Try it
Please return every record below exactly as it stands.

(Website and app data records)
▼
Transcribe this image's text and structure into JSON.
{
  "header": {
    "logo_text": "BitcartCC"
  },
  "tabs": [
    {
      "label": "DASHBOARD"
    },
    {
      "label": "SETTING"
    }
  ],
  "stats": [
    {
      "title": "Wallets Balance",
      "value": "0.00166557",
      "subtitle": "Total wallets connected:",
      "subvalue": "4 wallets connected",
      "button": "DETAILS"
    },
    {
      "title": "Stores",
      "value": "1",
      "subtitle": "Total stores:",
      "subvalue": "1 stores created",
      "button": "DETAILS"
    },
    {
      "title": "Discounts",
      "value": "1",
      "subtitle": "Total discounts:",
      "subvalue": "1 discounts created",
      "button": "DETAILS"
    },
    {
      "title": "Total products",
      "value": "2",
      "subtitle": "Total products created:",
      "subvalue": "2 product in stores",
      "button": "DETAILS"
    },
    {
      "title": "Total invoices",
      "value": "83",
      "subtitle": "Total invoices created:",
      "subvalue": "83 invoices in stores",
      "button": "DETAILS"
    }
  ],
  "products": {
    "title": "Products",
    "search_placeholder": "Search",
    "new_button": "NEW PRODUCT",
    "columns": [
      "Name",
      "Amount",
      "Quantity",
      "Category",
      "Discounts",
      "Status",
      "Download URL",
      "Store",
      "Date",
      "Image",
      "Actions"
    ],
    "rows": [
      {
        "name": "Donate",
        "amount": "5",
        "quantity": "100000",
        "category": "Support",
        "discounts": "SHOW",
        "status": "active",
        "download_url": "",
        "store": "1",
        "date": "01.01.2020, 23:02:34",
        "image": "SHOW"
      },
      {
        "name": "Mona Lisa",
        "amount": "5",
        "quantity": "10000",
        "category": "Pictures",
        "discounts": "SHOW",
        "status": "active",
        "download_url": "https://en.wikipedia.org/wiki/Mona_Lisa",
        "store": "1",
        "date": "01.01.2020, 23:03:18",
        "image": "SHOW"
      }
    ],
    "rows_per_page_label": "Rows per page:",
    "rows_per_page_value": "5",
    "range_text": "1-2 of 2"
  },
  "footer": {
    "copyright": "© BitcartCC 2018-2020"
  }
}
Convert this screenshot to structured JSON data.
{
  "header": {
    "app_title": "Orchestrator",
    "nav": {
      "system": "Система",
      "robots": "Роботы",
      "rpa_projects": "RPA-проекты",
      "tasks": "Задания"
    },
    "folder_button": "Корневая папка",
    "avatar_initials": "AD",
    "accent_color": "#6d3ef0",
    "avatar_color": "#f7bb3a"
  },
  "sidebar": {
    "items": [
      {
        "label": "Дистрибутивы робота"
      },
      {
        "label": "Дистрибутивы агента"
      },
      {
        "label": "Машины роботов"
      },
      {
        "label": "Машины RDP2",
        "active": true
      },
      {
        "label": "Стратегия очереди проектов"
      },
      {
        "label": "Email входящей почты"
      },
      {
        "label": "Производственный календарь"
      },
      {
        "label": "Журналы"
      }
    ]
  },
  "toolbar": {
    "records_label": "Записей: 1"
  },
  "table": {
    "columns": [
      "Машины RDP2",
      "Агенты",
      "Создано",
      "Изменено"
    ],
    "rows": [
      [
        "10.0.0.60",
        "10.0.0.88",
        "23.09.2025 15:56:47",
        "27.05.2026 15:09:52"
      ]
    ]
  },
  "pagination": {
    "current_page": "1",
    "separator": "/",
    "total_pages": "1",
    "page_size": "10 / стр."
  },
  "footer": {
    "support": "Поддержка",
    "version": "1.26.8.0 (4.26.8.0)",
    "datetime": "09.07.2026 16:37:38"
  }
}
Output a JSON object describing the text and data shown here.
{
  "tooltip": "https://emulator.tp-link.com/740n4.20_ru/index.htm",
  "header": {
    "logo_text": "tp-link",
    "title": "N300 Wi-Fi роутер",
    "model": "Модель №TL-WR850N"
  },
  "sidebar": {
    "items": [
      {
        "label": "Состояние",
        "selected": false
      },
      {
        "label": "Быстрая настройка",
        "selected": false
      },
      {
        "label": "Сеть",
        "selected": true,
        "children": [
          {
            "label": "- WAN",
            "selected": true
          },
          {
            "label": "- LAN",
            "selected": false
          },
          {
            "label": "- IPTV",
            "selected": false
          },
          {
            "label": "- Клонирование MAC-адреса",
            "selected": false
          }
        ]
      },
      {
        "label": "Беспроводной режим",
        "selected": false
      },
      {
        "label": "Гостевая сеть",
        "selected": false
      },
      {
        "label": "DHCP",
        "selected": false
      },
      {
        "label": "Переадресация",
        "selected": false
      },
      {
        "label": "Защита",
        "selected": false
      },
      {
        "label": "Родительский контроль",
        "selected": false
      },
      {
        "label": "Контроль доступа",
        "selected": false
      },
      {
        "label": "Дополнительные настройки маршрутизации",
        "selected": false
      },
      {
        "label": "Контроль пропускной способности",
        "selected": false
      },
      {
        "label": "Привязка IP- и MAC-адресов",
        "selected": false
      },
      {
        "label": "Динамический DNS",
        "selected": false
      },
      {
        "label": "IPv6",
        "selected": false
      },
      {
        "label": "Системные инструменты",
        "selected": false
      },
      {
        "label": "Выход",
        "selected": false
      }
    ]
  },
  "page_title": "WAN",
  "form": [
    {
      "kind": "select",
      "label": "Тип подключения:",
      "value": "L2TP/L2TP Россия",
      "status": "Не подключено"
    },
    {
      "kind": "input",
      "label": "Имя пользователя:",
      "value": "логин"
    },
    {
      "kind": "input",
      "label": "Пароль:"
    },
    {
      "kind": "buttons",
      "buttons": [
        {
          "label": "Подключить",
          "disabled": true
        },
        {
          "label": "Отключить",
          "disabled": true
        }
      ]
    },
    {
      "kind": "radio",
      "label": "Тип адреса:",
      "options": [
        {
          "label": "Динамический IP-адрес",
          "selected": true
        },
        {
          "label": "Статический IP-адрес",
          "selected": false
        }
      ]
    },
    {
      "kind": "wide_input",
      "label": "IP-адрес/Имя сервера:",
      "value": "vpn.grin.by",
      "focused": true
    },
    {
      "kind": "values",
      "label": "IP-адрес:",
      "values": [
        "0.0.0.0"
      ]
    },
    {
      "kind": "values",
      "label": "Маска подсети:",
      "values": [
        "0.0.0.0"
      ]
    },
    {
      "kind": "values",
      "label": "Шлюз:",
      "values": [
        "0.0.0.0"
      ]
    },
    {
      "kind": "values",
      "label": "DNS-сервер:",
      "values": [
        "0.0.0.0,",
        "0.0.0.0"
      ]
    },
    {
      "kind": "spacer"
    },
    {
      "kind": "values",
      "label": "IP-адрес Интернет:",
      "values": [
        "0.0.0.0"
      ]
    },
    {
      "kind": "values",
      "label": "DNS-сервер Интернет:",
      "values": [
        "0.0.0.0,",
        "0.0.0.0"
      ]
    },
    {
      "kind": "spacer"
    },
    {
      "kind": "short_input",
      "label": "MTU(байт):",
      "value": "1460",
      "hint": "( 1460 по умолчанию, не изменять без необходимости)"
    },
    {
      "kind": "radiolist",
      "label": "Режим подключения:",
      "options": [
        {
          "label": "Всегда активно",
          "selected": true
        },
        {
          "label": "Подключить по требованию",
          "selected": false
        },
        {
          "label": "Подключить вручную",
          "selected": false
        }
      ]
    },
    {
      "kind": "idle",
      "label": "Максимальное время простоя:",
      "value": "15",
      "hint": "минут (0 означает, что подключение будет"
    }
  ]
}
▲
Reply to the task
Transcribe this image's text and structure into JSON.
{
  "header": {
    "logo_text": "BitcartCC"
  },
  "tabs": [
    {
      "label": "DASHBOARD"
    },
    {
      "label": "SETTING"
    }
  ],
  "stats": [
    {
      "title": "Wallets Balance",
      "value": "0.00166557",
      "subtitle": "Total wallets connected:",
      "subvalue": "4 wallets connected",
      "button": "DETAILS"
    },
    {
      "title": "Stores",
      "value": "1",
      "subtitle": "Total stores:",
      "subvalue": "1 stores created",
      "button": "DETAILS"
    },
    {
      "title": "Discounts",
      "value": "1",
      "subtitle": "Total discounts:",
      "subvalue": "1 discounts created",
      "button": "DETAILS"
    },
    {
      "title": "Total products",
      "value": "2",
      "subtitle": "Total products created:",
      "subvalue": "2 product in stores",
      "button": "DETAILS"
    },
    {
      "title": "Total invoices",
      "value": "83",
      "subtitle": "Total invoices created:",
      "subvalue": "83 invoices in stores",
      "button": "DETAILS"
    }
  ],
  "products": {
    "title": "Products",
    "search_placeholder": "Search",
    "new_button": "NEW PRODUCT",
    "columns": [
      "Name",
      "Amount",
      "Quantity",
      "Category",
      "Discounts",
      "Status",
      "Download URL",
      "Store",
      "Date",
      "Image",
      "Actions"
    ],
    "rows": [
      {
        "name": "Donate",
        "amount": "5",
        "quantity": "100000",
        "category": "Support",
        "discounts": "SHOW",
        "status": "active",
        "download_url": "",
        "store": "1",
        "date": "01.01.2020, 23:02:34",
        "image": "SHOW"
      },
      {
        "name": "Mona Lisa",
        "amount": "5",
        "quantity": "10000",
        "category": "Pictures",
        "discounts": "SHOW",
        "status": "active",
        "download_url": "https://en.wikipedia.org/wiki/Mona_Lisa",
        "store": "1",
        "date": "01.01.2020, 23:03:18",
        "image": "SHOW"
      }
    ],
    "rows_per_page_label": "Rows per page:",
    "rows_per_page_value": "5",
    "range_text": "1-2 of 2"
  },
  "footer": {
    "copyright": "© BitcartCC 2018-2020"
  }
}
Convert this screenshot to structured JSON data.
{
  "header": {
    "app_title": "Orchestrator",
    "nav": {
      "system": "Система",
      "robots": "Роботы",
      "rpa_projects": "RPA-проекты",
      "tasks": "Задания"
    },
    "folder_button": "Корневая папка",
    "avatar_initials": "AD",
    "accent_color": "#6d3ef0",
    "avatar_color": "#f7bb3a"
  },
  "sidebar": {
    "items": [
      {
        "label": "Дистрибутивы робота"
      },
      {
        "label": "Дистрибутивы агента"
      },
      {
        "label": "Машины роботов"
      },
      {
        "label": "Машины RDP2",
        "active": true
      },
      {
        "label": "Стратегия очереди проектов"
      },
      {
        "label": "Email входящей почты"
      },
      {
        "label": "Производственный календарь"
      },
      {
        "label": "Журналы"
      }
    ]
  },
  "toolbar": {
    "records_label": "Записей: 1"
  },
  "table": {
    "columns": [
      "Машины RDP2",
      "Агенты",
      "Создано",
      "Изменено"
    ],
    "rows": [
      [
        "10.0.0.60",
        "10.0.0.88",
        "23.09.2025 15:56:47",
        "27.05.2026 15:09:52"
      ]
    ]
  },
  "pagination": {
    "current_page": "1",
    "separator": "/",
    "total_pages": "1",
    "page_size": "10 / стр."
  },
  "footer": {
    "support": "Поддержка",
    "version": "1.26.8.0 (4.26.8.0)",
    "datetime": "09.07.2026 16:37:38"
  }
}
Output a JSON object describing the text and data shown here.
{
  "tooltip": "https://emulator.tp-link.com/740n4.20_ru/index.htm",
  "header": {
    "logo_text": "tp-link",
    "title": "N300 Wi-Fi роутер",
    "model": "Модель №TL-WR850N"
  },
  "sidebar": {
    "items": [
      {
        "label": "Состояние",
        "selected": false
      },
      {
        "label": "Быстрая настройка",
        "selected": false
      },
      {
        "label": "Сеть",
        "selected": true,
        "children": [
          {
            "label": "- WAN",
            "selected": true
          },
          {
            "label": "- LAN",
            "selected": false
          },
          {
            "label": "- IPTV",
            "selected": false
          },
          {
            "label": "- Клонирование MAC-адреса",
            "selected": false
          }
        ]
      },
      {
        "label": "Беспроводной режим",
        "selected": false
      },
      {
        "label": "Гостевая сеть",
        "selected": false
      },
      {
        "label": "DHCP",
        "selected": false
      },
      {
        "label": "Переадресация",
        "selected": false
      },
      {
        "label": "Защита",
        "selected": false
      },
      {
        "label": "Родительский контроль",
        "selected": false
      },
      {
        "label": "Контроль доступа",
        "selected": false
      },
      {
        "label": "Дополнительные настройки маршрутизации",
        "selected": false
      },
      {
        "label": "Контроль пропускной способности",
        "selected": false
      },
      {
        "label": "Привязка IP- и MAC-адресов",
        "selected": false
      },
      {
        "label": "Динамический DNS",
        "selected": false
      },
      {
        "label": "IPv6",
        "selected": false
      },
      {
        "label": "Системные инструменты",
        "selected": false
      },
      {
        "label": "Выход",
        "selected": false
      }
    ]
  },
  "page_title": "WAN",
  "form": [
    {
      "kind": "select",
      "label": "Тип подключения:",
      "value": "L2TP/L2TP Россия",
      "status": "Не подключено"
    },
    {
      "kind": "input",
      "label": "Имя пользователя:",
      "value": "логин"
    },
    {
      "kind": "input",
      "label": "Пароль:"
    },
    {
      "kind": "buttons",
      "buttons": [
        {
          "label": "Подключить",
          "disabled": true
        },
        {
          "label": "Отключить",
          "disabled": true
        }
      ]
    },
    {
      "kind": "radio",
      "label": "Тип адреса:",
      "options": [
        {
          "label": "Динамический IP-адрес",
          "selected": true
        },
        {
          "label": "Статический IP-адрес",
          "selected": false
        }
      ]
    },
    {
      "kind": "wide_input",
      "label": "IP-адрес/Имя сервера:",
      "value": "vpn.grin.by",
      "focused": true
    },
    {
      "kind": "values",
      "label": "IP-адрес:",
      "values": [
        "0.0.0.0"
      ]
    },
    {
      "kind": "values",
      "label": "Маска подсети:",
      "values": [
        "0.0.0.0"
      ]
    },
    {
      "kind": "values",
      "label": "Шлюз:",
      "values": [
        "0.0.0.0"
      ]
    },
    {
      "kind": "values",
      "label": "DNS-сервер:",
      "values": [
        "0.0.0.0,",
        "0.0.0.0"
      ]
    },
    {
      "kind": "spacer"
    },
    {
      "kind": "values",
      "label": "IP-адрес Интернет:",
      "values": [
        "0.0.0.0"
      ]
    },
    {
      "kind": "values",
      "label": "DNS-сервер Интернет:",
      "values": [
        "0.0.0.0,",
        "0.0.0.0"
      ]
    },
    {
      "kind": "spacer"
    },
    {
      "kind": "short_input",
      "label": "MTU(байт):",
      "value": "1460",
      "hint": "( 1460 по умолчанию, не изменять без необходимости)"
    },
    {
      "kind": "radiolist",
      "label": "Режим подключения:",
      "options": [
        {
          "label": "Всегда активно",
          "selected": true
        },
        {
          "label": "Подключить по требованию",
          "selected": false
        },
        {
          "label": "Подключить вручную",
          "selected": false
        }
      ]
    },
    {
      "kind": "idle",
      "label": "Максимальное время простоя:",
      "value": "15",
      "hint": "минут (0 означает, что подключение будет"
    }
  ]
}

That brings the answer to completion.